Source data: Begin

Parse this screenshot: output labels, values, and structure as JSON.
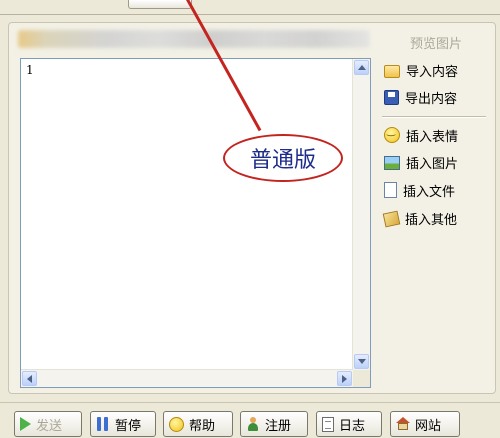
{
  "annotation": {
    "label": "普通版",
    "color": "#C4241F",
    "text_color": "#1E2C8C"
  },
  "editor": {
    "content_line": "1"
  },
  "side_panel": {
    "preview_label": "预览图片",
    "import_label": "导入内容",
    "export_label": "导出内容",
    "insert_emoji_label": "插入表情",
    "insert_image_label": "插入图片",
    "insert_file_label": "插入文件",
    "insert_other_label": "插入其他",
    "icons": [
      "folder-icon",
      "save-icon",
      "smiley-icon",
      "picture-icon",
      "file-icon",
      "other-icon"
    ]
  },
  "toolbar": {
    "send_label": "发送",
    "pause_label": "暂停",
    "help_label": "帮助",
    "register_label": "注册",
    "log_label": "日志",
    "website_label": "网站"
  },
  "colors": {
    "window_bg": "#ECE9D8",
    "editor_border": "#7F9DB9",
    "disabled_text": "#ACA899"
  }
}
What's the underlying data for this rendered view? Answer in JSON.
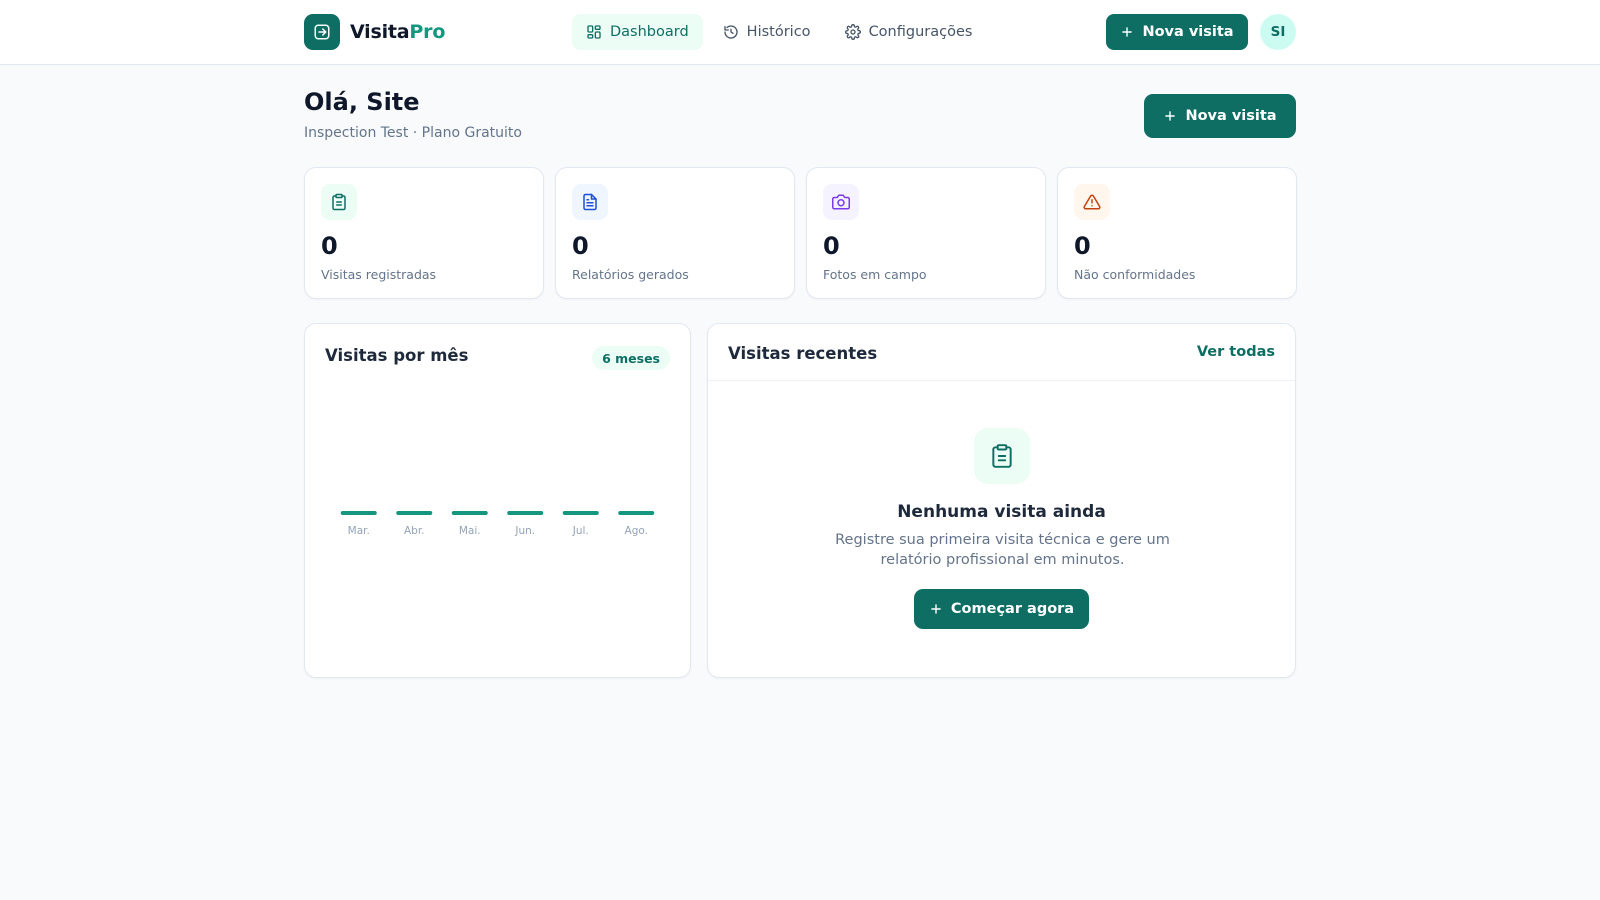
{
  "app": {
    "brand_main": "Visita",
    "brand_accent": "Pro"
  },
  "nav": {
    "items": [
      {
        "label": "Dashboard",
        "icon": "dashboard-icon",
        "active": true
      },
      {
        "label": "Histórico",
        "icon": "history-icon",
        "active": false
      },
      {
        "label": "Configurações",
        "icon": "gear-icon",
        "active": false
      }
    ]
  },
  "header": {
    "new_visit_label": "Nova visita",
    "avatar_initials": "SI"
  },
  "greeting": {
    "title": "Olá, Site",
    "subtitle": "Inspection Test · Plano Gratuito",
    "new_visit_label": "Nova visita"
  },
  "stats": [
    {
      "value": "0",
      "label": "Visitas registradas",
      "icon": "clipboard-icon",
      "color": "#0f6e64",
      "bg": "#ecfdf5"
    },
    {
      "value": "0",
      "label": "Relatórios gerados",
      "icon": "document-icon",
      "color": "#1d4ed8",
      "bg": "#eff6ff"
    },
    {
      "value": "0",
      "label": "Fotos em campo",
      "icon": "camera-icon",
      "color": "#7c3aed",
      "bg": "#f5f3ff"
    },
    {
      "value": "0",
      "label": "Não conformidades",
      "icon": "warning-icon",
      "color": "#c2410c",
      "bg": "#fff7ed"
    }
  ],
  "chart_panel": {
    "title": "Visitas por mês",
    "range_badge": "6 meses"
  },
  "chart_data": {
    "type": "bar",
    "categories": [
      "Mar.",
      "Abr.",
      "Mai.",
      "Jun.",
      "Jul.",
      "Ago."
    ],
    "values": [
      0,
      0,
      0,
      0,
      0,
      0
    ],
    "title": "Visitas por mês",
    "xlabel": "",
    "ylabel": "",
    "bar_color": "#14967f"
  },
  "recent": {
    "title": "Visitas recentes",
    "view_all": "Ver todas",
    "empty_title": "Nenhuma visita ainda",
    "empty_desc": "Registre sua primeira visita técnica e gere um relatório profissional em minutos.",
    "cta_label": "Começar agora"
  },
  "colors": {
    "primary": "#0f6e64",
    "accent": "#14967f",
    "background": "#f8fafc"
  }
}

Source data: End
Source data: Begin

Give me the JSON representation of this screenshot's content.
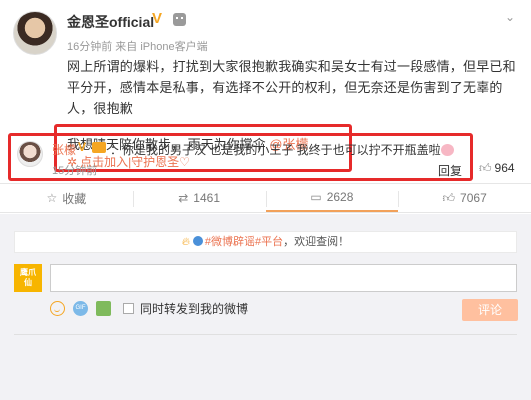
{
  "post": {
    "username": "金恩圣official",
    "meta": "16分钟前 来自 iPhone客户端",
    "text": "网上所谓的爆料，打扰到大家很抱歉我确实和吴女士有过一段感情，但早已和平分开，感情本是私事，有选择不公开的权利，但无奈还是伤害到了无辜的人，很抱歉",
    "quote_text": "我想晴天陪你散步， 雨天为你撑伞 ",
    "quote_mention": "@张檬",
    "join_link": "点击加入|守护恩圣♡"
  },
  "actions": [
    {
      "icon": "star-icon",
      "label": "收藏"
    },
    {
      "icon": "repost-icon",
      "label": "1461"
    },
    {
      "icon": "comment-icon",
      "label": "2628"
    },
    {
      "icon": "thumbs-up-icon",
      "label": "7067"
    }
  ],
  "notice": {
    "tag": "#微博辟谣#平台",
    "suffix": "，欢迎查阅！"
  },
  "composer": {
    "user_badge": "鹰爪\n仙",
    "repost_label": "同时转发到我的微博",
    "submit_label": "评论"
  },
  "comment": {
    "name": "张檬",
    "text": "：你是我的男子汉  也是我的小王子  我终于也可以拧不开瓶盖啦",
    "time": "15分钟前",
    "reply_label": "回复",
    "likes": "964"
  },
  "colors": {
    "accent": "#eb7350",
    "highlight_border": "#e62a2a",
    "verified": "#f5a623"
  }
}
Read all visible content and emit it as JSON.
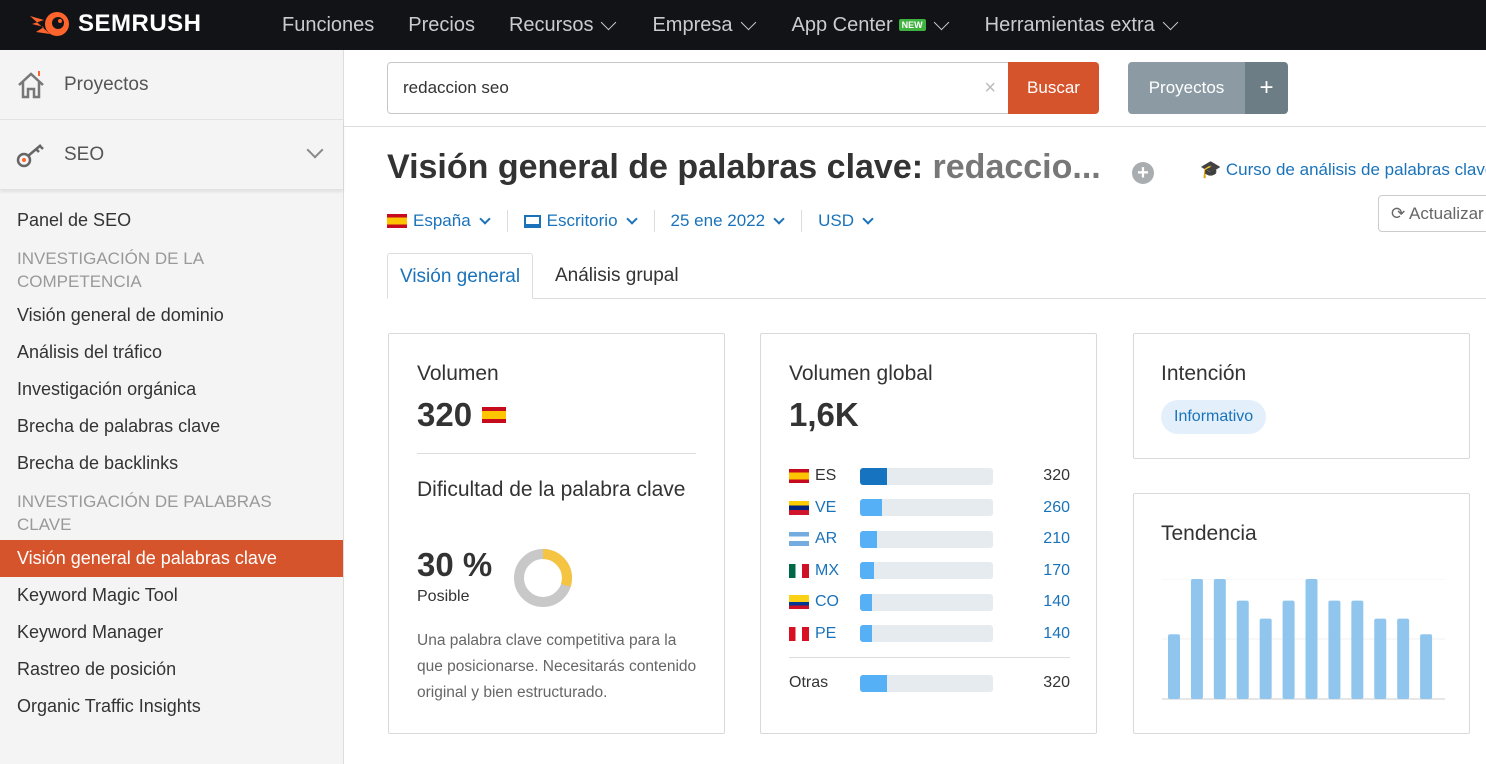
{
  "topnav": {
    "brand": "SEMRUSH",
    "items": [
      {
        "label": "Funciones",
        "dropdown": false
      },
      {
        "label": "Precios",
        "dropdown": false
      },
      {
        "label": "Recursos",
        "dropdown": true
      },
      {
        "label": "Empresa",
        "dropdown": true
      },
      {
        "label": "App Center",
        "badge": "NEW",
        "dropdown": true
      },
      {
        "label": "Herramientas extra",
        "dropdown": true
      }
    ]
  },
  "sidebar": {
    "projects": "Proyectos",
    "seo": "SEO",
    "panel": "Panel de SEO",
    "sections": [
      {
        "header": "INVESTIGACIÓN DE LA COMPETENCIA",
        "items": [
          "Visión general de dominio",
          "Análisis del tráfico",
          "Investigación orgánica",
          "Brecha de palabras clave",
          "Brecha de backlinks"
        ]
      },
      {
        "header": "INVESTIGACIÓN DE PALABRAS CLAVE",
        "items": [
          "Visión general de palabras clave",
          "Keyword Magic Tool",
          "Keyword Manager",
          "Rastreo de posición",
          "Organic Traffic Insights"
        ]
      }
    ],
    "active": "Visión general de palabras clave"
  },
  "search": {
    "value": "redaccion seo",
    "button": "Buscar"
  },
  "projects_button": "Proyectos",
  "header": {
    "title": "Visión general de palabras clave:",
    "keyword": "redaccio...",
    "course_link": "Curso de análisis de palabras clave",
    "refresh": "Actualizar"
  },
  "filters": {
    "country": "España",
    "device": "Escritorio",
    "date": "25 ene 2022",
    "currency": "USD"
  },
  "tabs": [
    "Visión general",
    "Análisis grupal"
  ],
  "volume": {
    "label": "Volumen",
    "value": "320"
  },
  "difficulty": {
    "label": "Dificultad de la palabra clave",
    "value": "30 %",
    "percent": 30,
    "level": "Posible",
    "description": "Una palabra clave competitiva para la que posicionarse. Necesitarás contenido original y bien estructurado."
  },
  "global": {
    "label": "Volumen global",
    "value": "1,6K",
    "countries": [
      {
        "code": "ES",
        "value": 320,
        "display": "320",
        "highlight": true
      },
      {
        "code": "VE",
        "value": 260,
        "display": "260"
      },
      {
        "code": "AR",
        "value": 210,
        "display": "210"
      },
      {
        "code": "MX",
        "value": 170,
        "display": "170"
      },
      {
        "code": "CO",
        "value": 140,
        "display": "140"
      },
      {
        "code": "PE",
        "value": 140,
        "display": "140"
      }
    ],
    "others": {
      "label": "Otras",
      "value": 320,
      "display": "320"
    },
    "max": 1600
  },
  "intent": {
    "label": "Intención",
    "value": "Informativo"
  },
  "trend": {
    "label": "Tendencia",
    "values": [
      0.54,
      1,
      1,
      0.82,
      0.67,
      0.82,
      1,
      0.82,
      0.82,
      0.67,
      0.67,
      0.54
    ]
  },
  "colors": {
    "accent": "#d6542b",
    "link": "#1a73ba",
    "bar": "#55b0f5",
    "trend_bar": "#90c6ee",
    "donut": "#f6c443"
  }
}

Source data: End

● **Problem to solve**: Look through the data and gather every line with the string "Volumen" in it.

● **Solution to the exercise**:
    "label": "Volumen",
    "label": "Volumen global",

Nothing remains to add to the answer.